Among the records that follow, how many lines include the string "text"? Only the number is wanted.

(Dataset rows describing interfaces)
--- START ---

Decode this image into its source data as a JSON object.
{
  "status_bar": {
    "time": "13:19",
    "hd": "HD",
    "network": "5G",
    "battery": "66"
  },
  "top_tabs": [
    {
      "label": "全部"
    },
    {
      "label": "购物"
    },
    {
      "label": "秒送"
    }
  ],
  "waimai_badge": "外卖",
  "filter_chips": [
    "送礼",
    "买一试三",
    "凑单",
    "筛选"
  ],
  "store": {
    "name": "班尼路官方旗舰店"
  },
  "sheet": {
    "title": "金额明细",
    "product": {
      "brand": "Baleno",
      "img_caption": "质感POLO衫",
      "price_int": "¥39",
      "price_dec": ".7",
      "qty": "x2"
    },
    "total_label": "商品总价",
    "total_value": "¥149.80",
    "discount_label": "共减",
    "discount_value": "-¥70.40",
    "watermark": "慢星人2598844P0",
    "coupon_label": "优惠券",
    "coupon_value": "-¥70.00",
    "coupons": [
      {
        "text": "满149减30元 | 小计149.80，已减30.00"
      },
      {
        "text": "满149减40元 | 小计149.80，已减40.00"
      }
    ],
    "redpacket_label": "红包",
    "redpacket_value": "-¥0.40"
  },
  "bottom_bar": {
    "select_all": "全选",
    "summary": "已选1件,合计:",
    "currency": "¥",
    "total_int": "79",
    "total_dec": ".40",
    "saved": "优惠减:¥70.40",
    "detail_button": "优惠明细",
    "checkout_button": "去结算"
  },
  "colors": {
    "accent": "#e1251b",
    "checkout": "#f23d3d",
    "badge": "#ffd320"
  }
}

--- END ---

* **THE ANSWER**: 2